- _Excerpts from an interface dataset_
=-=-=-=-=
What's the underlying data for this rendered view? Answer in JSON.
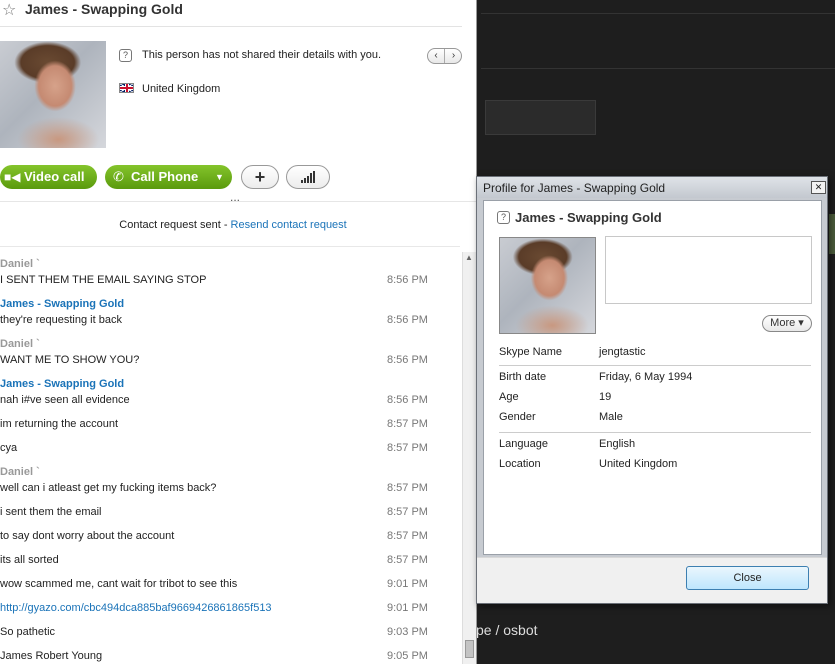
{
  "chat": {
    "title": "James - Swapping Gold",
    "info_text": "This person has not shared their details with you.",
    "location": "United Kingdom",
    "buttons": {
      "video_call": "Video call",
      "call_phone": "Call Phone"
    },
    "request": {
      "text": "Contact request sent - ",
      "link": "Resend contact request"
    },
    "ellipsis": "...",
    "messages": [
      {
        "sender": "Daniel `",
        "side": "me",
        "text": "I SENT THEM THE EMAIL SAYING STOP",
        "time": "8:56 PM"
      },
      {
        "sender": "James - Swapping Gold",
        "side": "them",
        "text": "they're requesting it back",
        "time": "8:56 PM"
      },
      {
        "sender": "Daniel `",
        "side": "me",
        "text": "WANT ME TO SHOW YOU?",
        "time": "8:56 PM"
      },
      {
        "sender": "James - Swapping Gold",
        "side": "them",
        "text": "nah i#ve seen all evidence",
        "time": "8:56 PM"
      },
      {
        "sender": "",
        "side": "them",
        "text": "im returning the account",
        "time": "8:57 PM"
      },
      {
        "sender": "",
        "side": "them",
        "text": "cya",
        "time": "8:57 PM"
      },
      {
        "sender": "Daniel `",
        "side": "me",
        "text": "well can i atleast get my fucking items back?",
        "time": "8:57 PM"
      },
      {
        "sender": "",
        "side": "me",
        "text": "i sent them the email",
        "time": "8:57 PM"
      },
      {
        "sender": "",
        "side": "me",
        "text": "to say dont worry about the account",
        "time": "8:57 PM"
      },
      {
        "sender": "",
        "side": "me",
        "text": "its all sorted",
        "time": "8:57 PM"
      },
      {
        "sender": "",
        "side": "me",
        "text": "wow scammed me, cant wait for tribot to see this",
        "time": "9:01 PM"
      },
      {
        "sender": "",
        "side": "me",
        "text": "http://gyazo.com/cbc494dca885baf9669426861865f513",
        "time": "9:01 PM",
        "link": true
      },
      {
        "sender": "",
        "side": "me",
        "text": "So pathetic",
        "time": "9:03 PM"
      },
      {
        "sender": "",
        "side": "me",
        "text": "James Robert Young",
        "time": "9:05 PM"
      }
    ]
  },
  "background": {
    "text": "pe / osbot"
  },
  "dialog": {
    "title": "Profile for James - Swapping Gold",
    "name": "James - Swapping Gold",
    "more_label": "More",
    "fields": {
      "skype_name": {
        "label": "Skype Name",
        "value": "jengtastic"
      },
      "birth_date": {
        "label": "Birth date",
        "value": "Friday, 6 May 1994"
      },
      "age": {
        "label": "Age",
        "value": "19"
      },
      "gender": {
        "label": "Gender",
        "value": "Male"
      },
      "language": {
        "label": "Language",
        "value": "English"
      },
      "location": {
        "label": "Location",
        "value": "United Kingdom"
      }
    },
    "close_label": "Close"
  },
  "colors": {
    "skype_green": "#6fb01b",
    "link_blue": "#1a73b8",
    "sender_gray": "#999999",
    "dark_bg": "#1e1e1e"
  },
  "icons": [
    "star-icon",
    "info-icon",
    "uk-flag-icon",
    "video-camera-icon",
    "phone-icon",
    "plus-icon",
    "signal-bars-icon",
    "chevron-left-icon",
    "chevron-right-icon",
    "close-icon"
  ]
}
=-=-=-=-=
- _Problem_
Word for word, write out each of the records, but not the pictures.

- _Answer box_
What's the underlying data for this rendered view? Answer in JSON.
{
  "chat": {
    "title": "James - Swapping Gold",
    "info_text": "This person has not shared their details with you.",
    "location": "United Kingdom",
    "buttons": {
      "video_call": "Video call",
      "call_phone": "Call Phone"
    },
    "request": {
      "text": "Contact request sent - ",
      "link": "Resend contact request"
    },
    "ellipsis": "...",
    "messages": [
      {
        "sender": "Daniel `",
        "side": "me",
        "text": "I SENT THEM THE EMAIL SAYING STOP",
        "time": "8:56 PM"
      },
      {
        "sender": "James - Swapping Gold",
        "side": "them",
        "text": "they're requesting it back",
        "time": "8:56 PM"
      },
      {
        "sender": "Daniel `",
        "side": "me",
        "text": "WANT ME TO SHOW YOU?",
        "time": "8:56 PM"
      },
      {
        "sender": "James - Swapping Gold",
        "side": "them",
        "text": "nah i#ve seen all evidence",
        "time": "8:56 PM"
      },
      {
        "sender": "",
        "side": "them",
        "text": "im returning the account",
        "time": "8:57 PM"
      },
      {
        "sender": "",
        "side": "them",
        "text": "cya",
        "time": "8:57 PM"
      },
      {
        "sender": "Daniel `",
        "side": "me",
        "text": "well can i atleast get my fucking items back?",
        "time": "8:57 PM"
      },
      {
        "sender": "",
        "side": "me",
        "text": "i sent them the email",
        "time": "8:57 PM"
      },
      {
        "sender": "",
        "side": "me",
        "text": "to say dont worry about the account",
        "time": "8:57 PM"
      },
      {
        "sender": "",
        "side": "me",
        "text": "its all sorted",
        "time": "8:57 PM"
      },
      {
        "sender": "",
        "side": "me",
        "text": "wow scammed me, cant wait for tribot to see this",
        "time": "9:01 PM"
      },
      {
        "sender": "",
        "side": "me",
        "text": "http://gyazo.com/cbc494dca885baf9669426861865f513",
        "time": "9:01 PM",
        "link": true
      },
      {
        "sender": "",
        "side": "me",
        "text": "So pathetic",
        "time": "9:03 PM"
      },
      {
        "sender": "",
        "side": "me",
        "text": "James Robert Young",
        "time": "9:05 PM"
      }
    ]
  },
  "background": {
    "text": "pe / osbot"
  },
  "dialog": {
    "title": "Profile for James - Swapping Gold",
    "name": "James - Swapping Gold",
    "more_label": "More",
    "fields": {
      "skype_name": {
        "label": "Skype Name",
        "value": "jengtastic"
      },
      "birth_date": {
        "label": "Birth date",
        "value": "Friday, 6 May 1994"
      },
      "age": {
        "label": "Age",
        "value": "19"
      },
      "gender": {
        "label": "Gender",
        "value": "Male"
      },
      "language": {
        "label": "Language",
        "value": "English"
      },
      "location": {
        "label": "Location",
        "value": "United Kingdom"
      }
    },
    "close_label": "Close"
  },
  "colors": {
    "skype_green": "#6fb01b",
    "link_blue": "#1a73b8",
    "sender_gray": "#999999",
    "dark_bg": "#1e1e1e"
  },
  "icons": [
    "star-icon",
    "info-icon",
    "uk-flag-icon",
    "video-camera-icon",
    "phone-icon",
    "plus-icon",
    "signal-bars-icon",
    "chevron-left-icon",
    "chevron-right-icon",
    "close-icon"
  ]
}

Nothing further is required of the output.